123 We learn from the orator Lycurgus (Lyc. Against Leocrates 44) that in the past to fortify the city immediately after Chaeronea the very tombs were made to yield stones, as they had done in the hurried fortifying by Themistocles after the Persian wars (Thuc. 1.93.1). Aeschines wrongly implies that these hurried emergency measures were a part of the work that was done later in a thorough manner under Demosthenes' direction.

124 See on Aeschin. 3.132.

125 It appears that when Athens refused the 300 talents which had been brought from the king of Persia to help in organizing a revolt against Alexander, the Persian envoys put at least a part of the gold into Demosthenes' hands, in the expectation that he would use it in unofficial efforts against Macedon.

126 After Thebes revolted from Alexander, her citadel was still held by a garrison of his mercenaries.

127 This accusation is elaborated in Deinarchus' speech against Demosthenes (Dein. 1.18-21). He says that the Arcadians came up as far as the Isthmus, and that their general offered their services for ten talents, but that Demosthenes refused to furnish the money to the Thebans, who were conducting the negotiations, and so the Arcadian general sold out to the Macedonians and led his troops home.

128 The rich Athenian took his turn in serving the city as choregus, contributing to meet the expenses of some state festival. Demosthenes, too, is a rich man of the choregus class, but all his contributions are to serve his own lusts.

129 Although each party to a suit was required to plead his own cause, he might call on friends to supplement his plea. In some cases this supporting plea was in reality the main plea in the case, as it certainly was on this occasion. See on Aeschin. 3.201.

130 This Alexander, brother of Philip's wife Olympias, married Philip's daughter Cleopatra. He was killed in Italy in 330 B.C.. in an expedition to aid the Tarentines.

131 This strange custom perpetuated the old feeling of the ceremonial impurity that rested on any man or thing that had shed human blood.

132 “Just as the law orders that a vendor should give a purchaser of property a security for the validity of his purchase, so should the orator he compelled to show that his conduct, for which the reward is claimed, is a sure and proper ground on which to grant it.” (Gwatkin and Shuckburgh, ad loc.)

133 This was Leocrates, who had ventured to return to Athens after eight years' absence. Lycurgus' speech for the prosecution has come down to us.

134 See Aeschin. 3.159 and note.

135 The recent revolt of Sparta against Macedonia and the present brilliant success of Alexander in Asia made the situation especially critical for Greece so far as any thought of opposition to Macedon was still cherished. It might well be expected that at the coming meeting of the Amphictyonic Council, or at a special synod of delegates from the Greek states held at the time of the Pythian games, complaint would be brought by the Macedonians against the Spartans and those who had encouraged them in breaking the peace.

136 Arthmius was sent by Xerxes into the Peloponnesus.

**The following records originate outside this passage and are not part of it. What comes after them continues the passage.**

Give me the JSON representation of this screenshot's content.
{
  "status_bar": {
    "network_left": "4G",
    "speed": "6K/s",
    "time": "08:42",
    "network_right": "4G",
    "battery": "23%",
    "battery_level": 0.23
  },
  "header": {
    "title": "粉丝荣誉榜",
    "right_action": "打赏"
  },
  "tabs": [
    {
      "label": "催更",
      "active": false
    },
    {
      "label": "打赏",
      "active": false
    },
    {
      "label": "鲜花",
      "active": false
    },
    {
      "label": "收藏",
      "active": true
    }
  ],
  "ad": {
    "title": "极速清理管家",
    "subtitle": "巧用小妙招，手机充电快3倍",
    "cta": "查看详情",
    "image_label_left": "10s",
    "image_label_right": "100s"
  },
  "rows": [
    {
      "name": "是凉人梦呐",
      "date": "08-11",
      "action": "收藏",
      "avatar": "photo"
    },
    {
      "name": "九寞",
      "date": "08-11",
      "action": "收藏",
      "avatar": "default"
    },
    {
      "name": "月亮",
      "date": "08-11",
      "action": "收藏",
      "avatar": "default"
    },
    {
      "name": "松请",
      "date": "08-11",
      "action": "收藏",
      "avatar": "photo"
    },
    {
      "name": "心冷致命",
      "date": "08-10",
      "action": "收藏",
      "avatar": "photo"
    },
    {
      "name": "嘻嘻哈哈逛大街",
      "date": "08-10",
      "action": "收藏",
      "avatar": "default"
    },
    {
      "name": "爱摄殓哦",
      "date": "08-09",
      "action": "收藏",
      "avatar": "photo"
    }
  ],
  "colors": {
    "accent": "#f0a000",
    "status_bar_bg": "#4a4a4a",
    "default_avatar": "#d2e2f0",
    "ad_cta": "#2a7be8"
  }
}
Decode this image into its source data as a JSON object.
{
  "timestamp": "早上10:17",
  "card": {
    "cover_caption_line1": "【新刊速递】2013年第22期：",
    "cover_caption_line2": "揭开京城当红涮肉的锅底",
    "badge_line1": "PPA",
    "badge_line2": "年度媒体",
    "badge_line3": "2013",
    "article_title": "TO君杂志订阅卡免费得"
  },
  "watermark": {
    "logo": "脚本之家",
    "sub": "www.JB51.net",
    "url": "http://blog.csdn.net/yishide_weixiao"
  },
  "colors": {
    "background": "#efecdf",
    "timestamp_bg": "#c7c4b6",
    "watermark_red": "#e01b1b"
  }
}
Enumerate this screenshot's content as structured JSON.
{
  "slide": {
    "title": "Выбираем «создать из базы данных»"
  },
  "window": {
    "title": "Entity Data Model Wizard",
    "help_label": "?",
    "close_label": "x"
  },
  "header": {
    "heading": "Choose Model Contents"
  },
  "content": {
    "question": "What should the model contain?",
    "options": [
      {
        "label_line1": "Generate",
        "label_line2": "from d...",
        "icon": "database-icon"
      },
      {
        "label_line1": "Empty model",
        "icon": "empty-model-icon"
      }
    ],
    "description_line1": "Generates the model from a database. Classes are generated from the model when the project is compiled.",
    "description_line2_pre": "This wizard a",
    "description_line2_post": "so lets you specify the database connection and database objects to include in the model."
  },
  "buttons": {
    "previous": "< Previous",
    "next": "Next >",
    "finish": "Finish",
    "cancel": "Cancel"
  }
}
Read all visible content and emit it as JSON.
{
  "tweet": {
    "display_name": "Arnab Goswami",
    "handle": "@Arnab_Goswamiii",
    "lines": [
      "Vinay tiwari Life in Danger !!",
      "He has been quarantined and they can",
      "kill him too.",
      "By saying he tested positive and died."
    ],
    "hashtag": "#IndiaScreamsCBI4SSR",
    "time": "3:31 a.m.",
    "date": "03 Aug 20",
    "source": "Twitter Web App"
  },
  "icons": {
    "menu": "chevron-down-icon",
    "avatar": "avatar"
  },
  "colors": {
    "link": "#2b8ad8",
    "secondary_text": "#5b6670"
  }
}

1) The Athenian Constitution provided for rigid auditing of the accounts of all officials at the close of their year of office, and gave full opportunity to any citizen to bring charges against any act of their administration. Such opportunity might easily be used for malicious or blackmailing attack
2) A quiet citizen, as distinguished from the professional political blackmailer, συκοφάντης
3) As the speech proceeds we shall see that Aeschines declares that Timarchus was guilty of immoral practices that disqualified him from speaking before the people.
text/aeschines_orations.txt · Last modified: 2014/01/15 11:55 (external edit)